What is the gist summarizing strategy?
Generating Interactions between Schemata and Texts (GIST) is a summarization procedure that helps students digest complex texts by requiring contextual word learning. GIST explicitly combines the most important words with reading and writing to comprehend complex texts.
What is a gist statement example?
A Gist Statement is a reading comprehension strategy where students convey the main idea of a text in 20 words or less. After reading a text, students, independently or in pairs, answer the “Five W’s and One H” about the content (i.e., who, what, when, where, why, how), and condense the information into one sentence.
What type of strategy is gist?
Purpose of the ‘Get the Gist’ strategy: It is summarising strategy. Effective summarising leads to an increase in student learning. Summarising requires students to focus on the main ideas of a text and to decide what is important without omitting key ideas.
What is the gist in a TDA?
GIST = also called skimming, it is reading to get a general idea of what the text is about.
What is a 20 word gist?
The word gist is defined as “the main or essential part of a matter.” The GIST strategy (Cunningham, 1982) helps students read text to get the main idea and it is one approach to summarizing a text. When using GIST, students create summaries that are 20 words or less for increasingly large amounts of text.
What is 10 word gist summary?
A gist statement is a summary containing about 10 words or fewer that identifies the most important “who” or “what” of a text, and the most important information about that “who” or “what.” The gist statement must be in your own words.
What is the difference between Gist and summary?

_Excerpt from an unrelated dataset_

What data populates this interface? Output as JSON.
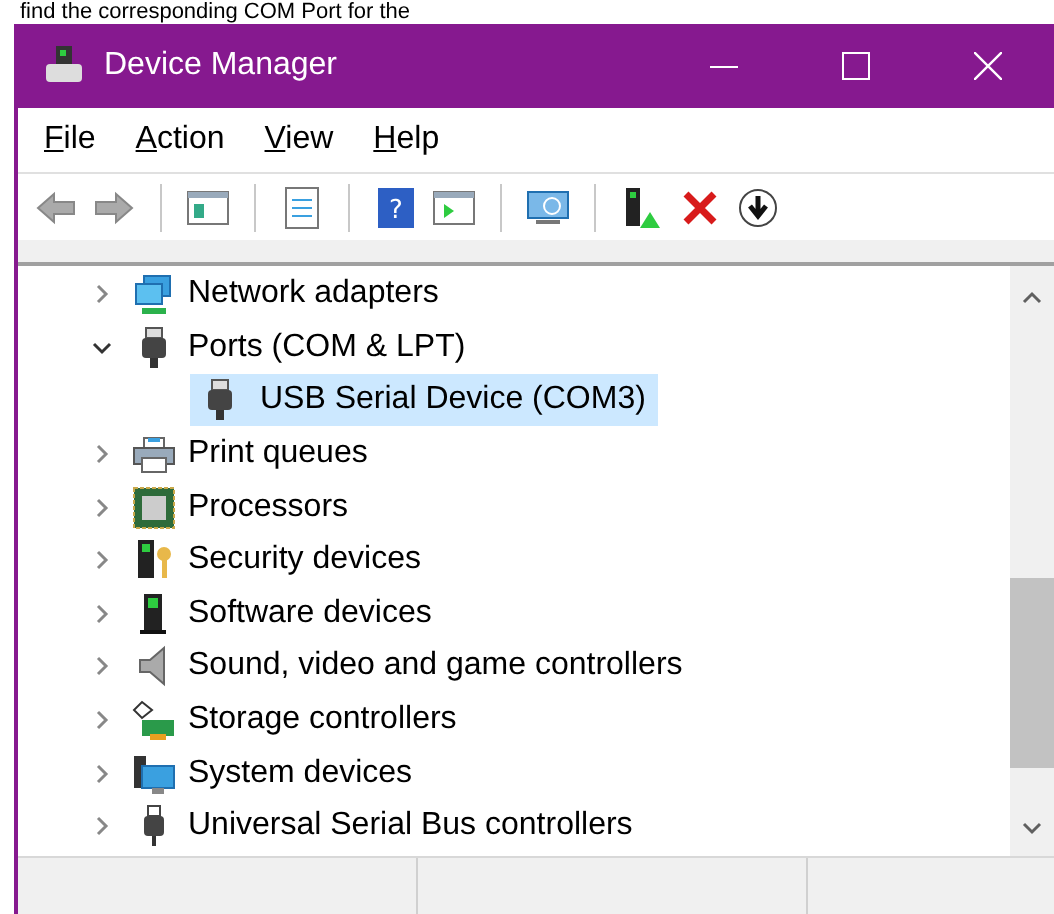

The gist of a book, film, speech, article, etcetera, is simply the essential meaning of it. It is different from a summary, which is an accounting of the main points of something. A gist has the nuance of the core meaning or heart of an idea, whereas summary has the nuance of including all the bullet points.
What are the steps in a TDA?
6 Steps to TDA Success
- Step 1 – Read for GIST. Have students skim read or fast read the passage.
- Step 2 – Read the Prompt to Learn the Question. Students often fail to answer the question asked in a prompt.
- Step 3 – Close Read the Passage.
- Step 4 – Re-read the Questions.
- Step 5 – Organize Thoughts.
- Step 6 – Compose Response.
What are the 4 steps to create a text dependent response?
It starts with a question — create specific prompts from relevant texts
- Go back to the text to search for evidence.
- Use appropriate evidence from the text to support their claims or ideas.
- Make connections between textual evidence and the real world or other texts.
- Form original or interesting insights.
How do you make a good gist?
Summarize: Students summarize the text with a restricted word count i.e. in one sentence or three words. Choose Main Idea: Give them a few options of a main idea summary (ideally a short sentence), and they choose which one best summarizes the listening/reading text.